The F5 action finder (DA-30) gives you matrix (not 3D or color), centerweighted or spot via a similar switch to the one on the DP-30 (standard F5 finder). Its body is made from a crinkle-painted l.ght alloy. It has a locking hot shoe. Given its functionality, I suspect the DA-30 shares its electronics with the DP-20 (the F4’s standard finder). The DA-20 also has a similar eyecup to the one on the DA-2. You get all of the same viewfinder information that you get with with the DP-30 (standard F5) prism.
Magnifying Finders: DW-4, DW-21, DW-31
Magnifying finders are fun. They eliminate the light loss from the pentaprism and give you a magnified (6x) view of the whole focusing screen. Distortion is very low. These have very low eyepoints and are designed to be used without eyeglasses (precisely why the Nikon magnifying finders have correction from +3 to -5 diopters built in. Once you press your eye all the way in, it’s a revelation. These have three (by my count) multicoated elements.
Magnifying finders are very useful with standard groundglass focusing (D-screen) and with astrophotography (M-screen). You can actually use them for anything with the sole exception of (1) situations where you need to keep the camera high (at eye level) and (2) situations where you lose track of left-to-right movement. The latter is related to the fact that all magnifying finders reverse the view left to right.
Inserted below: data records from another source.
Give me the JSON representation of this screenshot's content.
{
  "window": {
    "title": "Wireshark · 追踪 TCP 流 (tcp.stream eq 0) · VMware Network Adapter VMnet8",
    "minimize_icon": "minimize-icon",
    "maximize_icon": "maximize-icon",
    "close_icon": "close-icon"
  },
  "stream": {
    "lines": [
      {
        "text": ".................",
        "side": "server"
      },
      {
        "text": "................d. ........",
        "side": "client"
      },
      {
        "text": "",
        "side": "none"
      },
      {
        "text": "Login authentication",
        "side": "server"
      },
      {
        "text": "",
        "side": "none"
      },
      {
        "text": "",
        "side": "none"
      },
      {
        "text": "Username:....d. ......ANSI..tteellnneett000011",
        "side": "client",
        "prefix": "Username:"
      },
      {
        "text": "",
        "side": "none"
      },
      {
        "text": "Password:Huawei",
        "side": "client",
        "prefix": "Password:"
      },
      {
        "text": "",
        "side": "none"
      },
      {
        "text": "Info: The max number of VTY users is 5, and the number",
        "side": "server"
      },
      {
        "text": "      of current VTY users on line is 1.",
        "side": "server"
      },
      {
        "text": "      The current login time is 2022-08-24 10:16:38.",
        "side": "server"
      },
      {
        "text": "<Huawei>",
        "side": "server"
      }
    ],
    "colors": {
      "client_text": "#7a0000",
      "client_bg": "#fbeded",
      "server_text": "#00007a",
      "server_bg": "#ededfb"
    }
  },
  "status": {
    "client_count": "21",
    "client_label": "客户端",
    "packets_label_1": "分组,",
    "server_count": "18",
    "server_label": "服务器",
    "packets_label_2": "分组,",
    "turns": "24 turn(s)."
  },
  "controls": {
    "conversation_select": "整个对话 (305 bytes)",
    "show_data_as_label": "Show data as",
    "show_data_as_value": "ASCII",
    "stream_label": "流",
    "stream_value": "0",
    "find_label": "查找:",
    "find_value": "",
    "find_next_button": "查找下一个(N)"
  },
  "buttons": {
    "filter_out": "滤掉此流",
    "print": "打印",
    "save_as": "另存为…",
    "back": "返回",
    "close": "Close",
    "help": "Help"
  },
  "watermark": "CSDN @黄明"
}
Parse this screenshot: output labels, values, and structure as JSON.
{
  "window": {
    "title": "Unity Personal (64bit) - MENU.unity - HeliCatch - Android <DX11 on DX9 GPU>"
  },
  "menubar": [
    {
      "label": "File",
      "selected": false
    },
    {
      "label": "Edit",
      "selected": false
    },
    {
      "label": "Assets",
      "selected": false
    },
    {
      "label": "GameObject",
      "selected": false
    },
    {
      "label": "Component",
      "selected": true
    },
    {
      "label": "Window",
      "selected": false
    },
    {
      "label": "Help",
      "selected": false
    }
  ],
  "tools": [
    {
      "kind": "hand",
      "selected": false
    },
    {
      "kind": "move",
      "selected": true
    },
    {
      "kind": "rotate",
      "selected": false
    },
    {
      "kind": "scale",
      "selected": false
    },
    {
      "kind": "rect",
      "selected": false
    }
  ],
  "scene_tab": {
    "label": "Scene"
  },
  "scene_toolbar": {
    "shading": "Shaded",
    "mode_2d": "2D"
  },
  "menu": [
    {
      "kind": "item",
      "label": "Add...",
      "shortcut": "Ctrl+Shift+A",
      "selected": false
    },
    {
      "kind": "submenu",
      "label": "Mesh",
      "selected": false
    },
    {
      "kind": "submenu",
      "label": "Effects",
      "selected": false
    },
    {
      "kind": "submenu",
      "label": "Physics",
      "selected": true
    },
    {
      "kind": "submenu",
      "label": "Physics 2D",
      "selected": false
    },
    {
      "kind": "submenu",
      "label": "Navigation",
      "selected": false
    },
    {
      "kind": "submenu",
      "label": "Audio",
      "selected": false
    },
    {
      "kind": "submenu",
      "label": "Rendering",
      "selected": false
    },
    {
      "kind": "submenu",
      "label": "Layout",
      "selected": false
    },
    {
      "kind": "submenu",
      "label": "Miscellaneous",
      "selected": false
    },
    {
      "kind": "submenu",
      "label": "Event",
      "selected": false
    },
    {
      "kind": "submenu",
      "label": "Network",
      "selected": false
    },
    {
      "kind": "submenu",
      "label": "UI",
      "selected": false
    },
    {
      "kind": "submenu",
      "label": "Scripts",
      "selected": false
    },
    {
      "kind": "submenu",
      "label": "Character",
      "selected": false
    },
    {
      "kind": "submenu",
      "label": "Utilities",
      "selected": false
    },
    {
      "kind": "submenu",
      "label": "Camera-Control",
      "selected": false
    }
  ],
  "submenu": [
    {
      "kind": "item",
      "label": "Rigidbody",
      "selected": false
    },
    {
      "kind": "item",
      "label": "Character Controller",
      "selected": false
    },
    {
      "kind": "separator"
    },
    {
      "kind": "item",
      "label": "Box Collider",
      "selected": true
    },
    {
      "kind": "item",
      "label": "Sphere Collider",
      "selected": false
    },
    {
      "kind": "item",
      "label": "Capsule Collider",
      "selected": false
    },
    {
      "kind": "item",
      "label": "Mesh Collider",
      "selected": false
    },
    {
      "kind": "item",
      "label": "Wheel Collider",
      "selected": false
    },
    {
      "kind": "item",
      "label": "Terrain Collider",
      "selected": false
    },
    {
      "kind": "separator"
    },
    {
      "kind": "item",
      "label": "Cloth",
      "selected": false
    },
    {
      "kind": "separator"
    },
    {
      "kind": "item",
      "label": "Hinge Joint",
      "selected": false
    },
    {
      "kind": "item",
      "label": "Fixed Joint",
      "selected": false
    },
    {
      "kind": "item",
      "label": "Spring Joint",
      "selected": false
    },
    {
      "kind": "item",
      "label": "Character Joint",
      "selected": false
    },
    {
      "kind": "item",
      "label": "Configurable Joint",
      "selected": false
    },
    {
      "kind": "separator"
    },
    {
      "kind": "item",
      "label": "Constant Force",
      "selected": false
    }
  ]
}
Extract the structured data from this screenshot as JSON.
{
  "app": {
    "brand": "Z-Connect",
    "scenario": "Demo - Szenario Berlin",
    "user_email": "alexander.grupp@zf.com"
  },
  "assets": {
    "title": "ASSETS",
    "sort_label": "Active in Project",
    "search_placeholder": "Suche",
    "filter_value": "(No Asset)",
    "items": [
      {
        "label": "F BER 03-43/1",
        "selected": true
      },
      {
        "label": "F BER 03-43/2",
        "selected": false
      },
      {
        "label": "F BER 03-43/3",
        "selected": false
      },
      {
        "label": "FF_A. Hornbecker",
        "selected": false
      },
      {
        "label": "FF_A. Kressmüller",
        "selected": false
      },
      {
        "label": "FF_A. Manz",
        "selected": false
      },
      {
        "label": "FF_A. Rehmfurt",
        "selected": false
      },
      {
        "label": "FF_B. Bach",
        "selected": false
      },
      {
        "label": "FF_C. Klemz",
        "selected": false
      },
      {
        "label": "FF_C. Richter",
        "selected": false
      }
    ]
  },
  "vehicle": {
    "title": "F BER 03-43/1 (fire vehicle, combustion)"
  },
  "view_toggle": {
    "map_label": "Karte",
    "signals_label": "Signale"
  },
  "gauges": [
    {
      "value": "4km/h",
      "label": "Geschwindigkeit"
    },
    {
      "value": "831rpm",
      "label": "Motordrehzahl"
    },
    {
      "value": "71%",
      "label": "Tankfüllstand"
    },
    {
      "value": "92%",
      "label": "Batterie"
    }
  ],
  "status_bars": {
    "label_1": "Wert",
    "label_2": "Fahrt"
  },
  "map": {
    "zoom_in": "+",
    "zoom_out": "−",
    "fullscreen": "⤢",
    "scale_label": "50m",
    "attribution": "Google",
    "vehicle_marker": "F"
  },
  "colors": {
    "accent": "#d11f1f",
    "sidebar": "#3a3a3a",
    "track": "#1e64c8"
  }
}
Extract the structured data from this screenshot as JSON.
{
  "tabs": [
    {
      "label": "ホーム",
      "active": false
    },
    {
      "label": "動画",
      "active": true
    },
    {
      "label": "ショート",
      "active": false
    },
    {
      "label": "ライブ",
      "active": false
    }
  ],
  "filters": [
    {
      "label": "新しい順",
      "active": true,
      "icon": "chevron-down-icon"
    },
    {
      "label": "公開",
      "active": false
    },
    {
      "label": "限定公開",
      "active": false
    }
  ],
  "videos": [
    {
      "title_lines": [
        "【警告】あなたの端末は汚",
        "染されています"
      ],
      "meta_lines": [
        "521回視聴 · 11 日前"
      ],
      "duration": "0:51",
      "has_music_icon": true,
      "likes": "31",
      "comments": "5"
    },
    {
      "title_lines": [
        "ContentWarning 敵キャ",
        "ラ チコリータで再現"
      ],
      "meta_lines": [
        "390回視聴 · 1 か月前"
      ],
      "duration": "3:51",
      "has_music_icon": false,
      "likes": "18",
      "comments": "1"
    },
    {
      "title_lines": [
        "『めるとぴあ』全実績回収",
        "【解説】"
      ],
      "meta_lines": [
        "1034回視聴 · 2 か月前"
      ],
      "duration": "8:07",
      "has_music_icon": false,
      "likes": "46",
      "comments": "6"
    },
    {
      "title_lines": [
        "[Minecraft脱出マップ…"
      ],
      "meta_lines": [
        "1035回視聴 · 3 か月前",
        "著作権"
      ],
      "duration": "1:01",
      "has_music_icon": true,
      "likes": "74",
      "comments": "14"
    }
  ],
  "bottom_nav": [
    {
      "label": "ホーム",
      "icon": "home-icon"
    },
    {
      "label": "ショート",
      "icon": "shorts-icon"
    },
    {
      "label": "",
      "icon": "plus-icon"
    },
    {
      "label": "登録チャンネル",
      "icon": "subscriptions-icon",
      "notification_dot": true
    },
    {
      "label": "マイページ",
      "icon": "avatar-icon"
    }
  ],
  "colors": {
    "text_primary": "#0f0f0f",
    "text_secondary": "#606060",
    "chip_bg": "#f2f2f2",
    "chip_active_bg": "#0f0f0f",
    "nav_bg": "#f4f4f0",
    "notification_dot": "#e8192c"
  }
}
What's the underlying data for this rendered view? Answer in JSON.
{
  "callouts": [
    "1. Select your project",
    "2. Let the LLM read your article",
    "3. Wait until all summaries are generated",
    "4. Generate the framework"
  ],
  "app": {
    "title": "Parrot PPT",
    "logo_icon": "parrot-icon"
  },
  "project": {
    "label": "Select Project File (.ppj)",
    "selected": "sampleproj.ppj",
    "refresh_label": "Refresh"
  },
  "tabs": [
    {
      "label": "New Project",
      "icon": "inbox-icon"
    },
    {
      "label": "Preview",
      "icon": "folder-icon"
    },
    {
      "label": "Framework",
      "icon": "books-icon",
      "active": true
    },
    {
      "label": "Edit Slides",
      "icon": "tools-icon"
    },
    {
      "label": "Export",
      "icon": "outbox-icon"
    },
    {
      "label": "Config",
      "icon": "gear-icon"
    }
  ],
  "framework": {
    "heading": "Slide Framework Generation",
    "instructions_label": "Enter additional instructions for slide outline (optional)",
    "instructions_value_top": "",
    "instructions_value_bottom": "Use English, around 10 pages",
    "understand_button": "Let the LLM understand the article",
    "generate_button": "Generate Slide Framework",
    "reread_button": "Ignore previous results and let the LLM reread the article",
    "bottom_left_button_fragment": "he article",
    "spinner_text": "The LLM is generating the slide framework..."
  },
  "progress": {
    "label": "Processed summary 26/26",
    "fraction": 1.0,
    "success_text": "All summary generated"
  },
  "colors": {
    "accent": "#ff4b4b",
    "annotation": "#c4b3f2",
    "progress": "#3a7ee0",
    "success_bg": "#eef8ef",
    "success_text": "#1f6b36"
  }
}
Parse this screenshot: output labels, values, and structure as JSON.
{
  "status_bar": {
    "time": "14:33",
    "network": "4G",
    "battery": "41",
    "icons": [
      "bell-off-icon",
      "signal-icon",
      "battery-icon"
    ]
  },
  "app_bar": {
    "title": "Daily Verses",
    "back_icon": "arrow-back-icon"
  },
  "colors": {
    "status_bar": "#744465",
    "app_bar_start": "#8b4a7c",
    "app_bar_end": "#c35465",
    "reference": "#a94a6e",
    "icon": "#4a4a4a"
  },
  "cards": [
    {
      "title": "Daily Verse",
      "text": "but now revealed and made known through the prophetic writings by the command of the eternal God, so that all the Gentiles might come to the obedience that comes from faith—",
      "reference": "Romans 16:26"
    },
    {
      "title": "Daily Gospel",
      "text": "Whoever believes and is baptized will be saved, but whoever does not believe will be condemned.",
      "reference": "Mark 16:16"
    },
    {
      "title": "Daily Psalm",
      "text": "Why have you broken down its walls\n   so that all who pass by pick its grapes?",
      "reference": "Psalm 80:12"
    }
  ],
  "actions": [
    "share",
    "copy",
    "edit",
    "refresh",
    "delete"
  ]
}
The DW-4 (F3) gives you centerweighted ambient and TTL flash metering. The DW-21 (F4) and DW-31 (F5) give you spotmetering for ambient and for flash. The F4 and F5 magnifying finders require the oddball SC-24 TTL cord, which plugs into an eight pin connector on the back of the finder. I am not sure why the first flash needs eight pins, since the hot shoe only has five pins (three dedicated, one hot shoe contact, one shoe). The SC-24 terminates in a standard Nikon TTL hot shoe.
Magnifying finders (and waist-level finders) seriously impede taking vertical shots.
Waistlevel Finders: DW-3, DW-20, DW-30
First it killed the Rolleiflex. Now it’s killing me. 35mm SLRs started with this type of finder; thank heavens it didn’t survive in the mainstream. The pentaprism displaced the waist-level finder – and the fact that a pentaprism shows everything correctly, right-side up and correct left-to-right, and not brightness, carried the day.
Today, the waistlevel finder has only three real uses: shooting above crowds, shooting from low angles, and shooting on a copystand. The DW-3 (F3), DW-20 (F4) and DW-30 (F5) are essentially the same thing: just a popup hood through which you look at the top of the naked focusing screen from a foot or more away. This makes manual focusing difficult and pretty much defeats any focusing aid in your focusing screen. Things are better with the autofocus cameras.
Each has a small 5x magnifier that provides a small, highly distorted view of the center of the focusing screen. While this is sufficient for copy (and some macro) work, it is pretty unpleasant for general use. This is no different from a standard Rolleiflex TLR viewfinder. The only reason people tolerated it on Rolleis was that in the olden days, medium format pentaprisms were so dark as to be useless.
Metering and TTL flash are similar to the magnifying finders. The F4 and F5 versions use the same TTL connectors that the magnifying finders do.
The principal virtue of the waist-level finder is that it is cheap, simple, compact, and lets you do a couple of unique things. If you don’t do those things, skip this type of finder.